Many of us have memories of our grandmother's china cabinets neatly arranged with beautiful pieces of china and crystal that were only used on very special occasions. And special could mean once every five years. It wasn't used everyday. Heaven forbid that it should get a scratch or a blemish or any other sign of use. Many times, it wasn't even taken out when company came to visit lest a piece get broken. As children, some of us often peered into this “look but don't touch” zone, wondering why this stuff was so special. In the past, china in the cabinet was referred to as the “good china” or “formal china,” based on the idea that the collection would be passed on from generation to generation.
Some of these special pieces from our tables become part of our own cultural and social history by creating memories. Well, how can memories be made if we never use the beautiful things that we have? Aren't those little scratches and blemishes from being used part of the story?
Below Dean Driver, our Registry Expert, answers some commonly answered questions, along with great responses to help you navigate through the process.
1. What if something gets broken?
It is true that things do break. I am of the opinion that “It is better to have loved and lost than to never have loved at all.” (OK, I admit that is trite, but so true in this instance.) If it breaks, you will always remember the good times you had using it, and aren't those memories with friends more important than the item itself?
2. But I want to pass it on to my children.
The harsh reality here is that your children will grow up to have their own tastes, which could be very different from yours. They will start their own collections. Unless you are having weekly Greek weddings and throwing plates on the floor, I doubt seriously that everything will be destroyed before it makes it to your children. And again they will have the fond memories of using these iconic family pieces with you.

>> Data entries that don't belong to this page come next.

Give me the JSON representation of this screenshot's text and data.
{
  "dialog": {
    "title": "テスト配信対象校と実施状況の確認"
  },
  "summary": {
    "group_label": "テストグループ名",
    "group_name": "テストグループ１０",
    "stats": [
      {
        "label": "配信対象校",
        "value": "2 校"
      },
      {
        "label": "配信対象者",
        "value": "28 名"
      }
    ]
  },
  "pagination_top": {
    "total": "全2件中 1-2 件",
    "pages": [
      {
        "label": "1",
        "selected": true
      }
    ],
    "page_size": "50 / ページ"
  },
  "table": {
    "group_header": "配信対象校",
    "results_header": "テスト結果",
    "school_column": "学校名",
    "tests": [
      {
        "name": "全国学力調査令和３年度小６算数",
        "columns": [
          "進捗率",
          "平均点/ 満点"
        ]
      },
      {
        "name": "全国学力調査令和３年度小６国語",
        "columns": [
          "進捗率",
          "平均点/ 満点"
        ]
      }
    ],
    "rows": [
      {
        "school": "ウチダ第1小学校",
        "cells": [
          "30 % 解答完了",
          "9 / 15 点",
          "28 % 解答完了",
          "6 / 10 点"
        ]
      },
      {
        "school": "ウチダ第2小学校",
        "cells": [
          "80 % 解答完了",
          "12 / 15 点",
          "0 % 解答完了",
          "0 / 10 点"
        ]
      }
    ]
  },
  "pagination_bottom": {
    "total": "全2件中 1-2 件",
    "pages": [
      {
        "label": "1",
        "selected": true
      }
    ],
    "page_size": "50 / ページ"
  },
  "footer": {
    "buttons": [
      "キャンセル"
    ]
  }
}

3. I only have partial sets of things that I have inherited.
Not to fret. Working those pieces in with new fresh things is easy. I even have some uses for Aunt Lulu's hideously garish china that she must have bought after one too many glasses of sherry. But this will be an entire post to itself. So, stay tuned.
4. It has to be washed by hand, so I’ll just never use it.
The dishwasher will also be a topic for another post, but let me just say that I put everything in the dishwasher. I am not telling you to do this. You should always follow the manufacturer's instructions.
5. We have limited space to store the tabletop items.
These days, you can stack almost everything and there is such a large assortment of storage solutions available on the market. There are many organization solutions that maximize the space in cabinets, closets under the bed, and as china and crystal don't need to be stored in a climate-controlled environment, they can even be stored in a garage or basement.
I have been talking about the things that you may already have, the collections that belonged to parents or grandparents, but what about creating new memories? I think everyone has discovered an item in a store, a magazine, or online that they just loved. Then, in the back of their mind they think, I would just never use that enough to justify the purchase. I want to challenge you to look around your home and consider where new tabletop gems can fit in nicely.
A wedding registry is a great way to start fresh with your fiancé and select pieces that mesh your lifestyles together. Feel justified in each of your selections because you will have many years to enjoy these items with family and friends!
Photo courtesy of Consilium Lifestyle Collections